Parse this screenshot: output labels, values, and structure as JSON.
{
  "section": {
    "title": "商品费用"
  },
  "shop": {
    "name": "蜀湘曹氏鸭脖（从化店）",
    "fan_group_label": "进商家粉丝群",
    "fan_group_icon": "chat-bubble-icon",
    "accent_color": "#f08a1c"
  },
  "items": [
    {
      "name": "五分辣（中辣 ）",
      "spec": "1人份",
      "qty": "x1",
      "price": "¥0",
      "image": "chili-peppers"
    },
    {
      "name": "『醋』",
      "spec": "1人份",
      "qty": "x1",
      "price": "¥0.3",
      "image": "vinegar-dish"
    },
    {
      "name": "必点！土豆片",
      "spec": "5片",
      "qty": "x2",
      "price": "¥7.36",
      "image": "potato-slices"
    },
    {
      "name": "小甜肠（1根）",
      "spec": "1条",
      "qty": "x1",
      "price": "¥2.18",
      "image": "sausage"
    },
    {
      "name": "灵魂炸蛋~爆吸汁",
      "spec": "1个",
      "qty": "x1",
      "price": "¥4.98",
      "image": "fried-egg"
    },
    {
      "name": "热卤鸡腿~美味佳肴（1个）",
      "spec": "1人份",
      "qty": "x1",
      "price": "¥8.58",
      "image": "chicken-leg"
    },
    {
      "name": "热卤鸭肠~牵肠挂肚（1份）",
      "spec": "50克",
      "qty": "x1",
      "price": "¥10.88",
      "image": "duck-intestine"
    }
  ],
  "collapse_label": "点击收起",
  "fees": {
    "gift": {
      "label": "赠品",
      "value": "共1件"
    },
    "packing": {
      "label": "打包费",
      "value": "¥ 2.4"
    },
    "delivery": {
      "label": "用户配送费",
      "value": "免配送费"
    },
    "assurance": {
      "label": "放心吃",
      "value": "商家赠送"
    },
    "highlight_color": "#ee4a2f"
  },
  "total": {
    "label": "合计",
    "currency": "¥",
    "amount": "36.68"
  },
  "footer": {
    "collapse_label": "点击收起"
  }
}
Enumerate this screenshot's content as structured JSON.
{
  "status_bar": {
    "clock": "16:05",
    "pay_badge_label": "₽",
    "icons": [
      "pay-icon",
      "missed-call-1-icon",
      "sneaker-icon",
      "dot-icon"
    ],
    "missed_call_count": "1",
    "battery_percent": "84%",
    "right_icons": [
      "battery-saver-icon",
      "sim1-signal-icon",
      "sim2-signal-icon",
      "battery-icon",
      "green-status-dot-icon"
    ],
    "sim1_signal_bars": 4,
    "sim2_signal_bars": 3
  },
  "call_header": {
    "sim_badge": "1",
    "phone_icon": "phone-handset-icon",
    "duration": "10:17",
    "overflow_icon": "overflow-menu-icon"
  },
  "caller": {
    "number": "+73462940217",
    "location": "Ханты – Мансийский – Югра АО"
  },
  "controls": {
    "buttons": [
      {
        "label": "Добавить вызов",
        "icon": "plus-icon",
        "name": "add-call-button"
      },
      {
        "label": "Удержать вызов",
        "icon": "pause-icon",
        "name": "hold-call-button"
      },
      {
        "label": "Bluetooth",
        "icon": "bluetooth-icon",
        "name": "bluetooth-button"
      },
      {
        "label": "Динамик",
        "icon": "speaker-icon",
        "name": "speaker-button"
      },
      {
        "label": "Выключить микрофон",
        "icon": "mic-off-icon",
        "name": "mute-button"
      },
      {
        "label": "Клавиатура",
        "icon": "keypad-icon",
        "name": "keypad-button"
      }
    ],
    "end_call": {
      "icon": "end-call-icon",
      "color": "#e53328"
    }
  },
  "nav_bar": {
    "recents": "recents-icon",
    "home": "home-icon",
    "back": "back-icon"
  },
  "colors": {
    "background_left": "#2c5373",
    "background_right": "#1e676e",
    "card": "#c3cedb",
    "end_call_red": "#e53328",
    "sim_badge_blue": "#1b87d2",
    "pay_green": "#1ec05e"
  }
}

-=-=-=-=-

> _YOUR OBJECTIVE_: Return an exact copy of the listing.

> _EXERCISE ANSWER_:
Parse this screenshot: output labels, values, and structure as JSON.
{
  "section": {
    "title": "商品费用"
  },
  "shop": {
    "name": "蜀湘曹氏鸭脖（从化店）",
    "fan_group_label": "进商家粉丝群",
    "fan_group_icon": "chat-bubble-icon",
    "accent_color": "#f08a1c"
  },
  "items": [
    {
      "name": "五分辣（中辣 ）",
      "spec": "1人份",
      "qty": "x1",
      "price": "¥0",
      "image": "chili-peppers"
    },
    {
      "name": "『醋』",
      "spec": "1人份",
      "qty": "x1",
      "price": "¥0.3",
      "image": "vinegar-dish"
    },
    {
      "name": "必点！土豆片",
      "spec": "5片",
      "qty": "x2",
      "price": "¥7.36",
      "image": "potato-slices"
    },
    {
      "name": "小甜肠（1根）",
      "spec": "1条",
      "qty": "x1",
      "price": "¥2.18",
      "image": "sausage"
    },
    {
      "name": "灵魂炸蛋~爆吸汁",
      "spec": "1个",
      "qty": "x1",
      "price": "¥4.98",
      "image": "fried-egg"
    },
    {
      "name": "热卤鸡腿~美味佳肴（1个）",
      "spec": "1人份",
      "qty": "x1",
      "price": "¥8.58",
      "image": "chicken-leg"
    },
    {
      "name": "热卤鸭肠~牵肠挂肚（1份）",
      "spec": "50克",
      "qty": "x1",
      "price": "¥10.88",
      "image": "duck-intestine"
    }
  ],
  "collapse_label": "点击收起",
  "fees": {
    "gift": {
      "label": "赠品",
      "value": "共1件"
    },
    "packing": {
      "label": "打包费",
      "value": "¥ 2.4"
    },
    "delivery": {
      "label": "用户配送费",
      "value": "免配送费"
    },
    "assurance": {
      "label": "放心吃",
      "value": "商家赠送"
    },
    "highlight_color": "#ee4a2f"
  },
  "total": {
    "label": "合计",
    "currency": "¥",
    "amount": "36.68"
  },
  "footer": {
    "collapse_label": "点击收起"
  }
}
Enumerate this screenshot's content as structured JSON.
{
  "status_bar": {
    "clock": "16:05",
    "pay_badge_label": "₽",
    "icons": [
      "pay-icon",
      "missed-call-1-icon",
      "sneaker-icon",
      "dot-icon"
    ],
    "missed_call_count": "1",
    "battery_percent": "84%",
    "right_icons": [
      "battery-saver-icon",
      "sim1-signal-icon",
      "sim2-signal-icon",
      "battery-icon",
      "green-status-dot-icon"
    ],
    "sim1_signal_bars": 4,
    "sim2_signal_bars": 3
  },
  "call_header": {
    "sim_badge": "1",
    "phone_icon": "phone-handset-icon",
    "duration": "10:17",
    "overflow_icon": "overflow-menu-icon"
  },
  "caller": {
    "number": "+73462940217",
    "location": "Ханты – Мансийский – Югра АО"
  },
  "controls": {
    "buttons": [
      {
        "label": "Добавить вызов",
        "icon": "plus-icon",
        "name": "add-call-button"
      },
      {
        "label": "Удержать вызов",
        "icon": "pause-icon",
        "name": "hold-call-button"
      },
      {
        "label": "Bluetooth",
        "icon": "bluetooth-icon",
        "name": "bluetooth-button"
      },
      {
        "label": "Динамик",
        "icon": "speaker-icon",
        "name": "speaker-button"
      },
      {
        "label": "Выключить микрофон",
        "icon": "mic-off-icon",
        "name": "mute-button"
      },
      {
        "label": "Клавиатура",
        "icon": "keypad-icon",
        "name": "keypad-button"
      }
    ],
    "end_call": {
      "icon": "end-call-icon",
      "color": "#e53328"
    }
  },
  "nav_bar": {
    "recents": "recents-icon",
    "home": "home-icon",
    "back": "back-icon"
  },
  "colors": {
    "background_left": "#2c5373",
    "background_right": "#1e676e",
    "card": "#c3cedb",
    "end_call_red": "#e53328",
    "sim_badge_blue": "#1b87d2",
    "pay_green": "#1ec05e"
  }
}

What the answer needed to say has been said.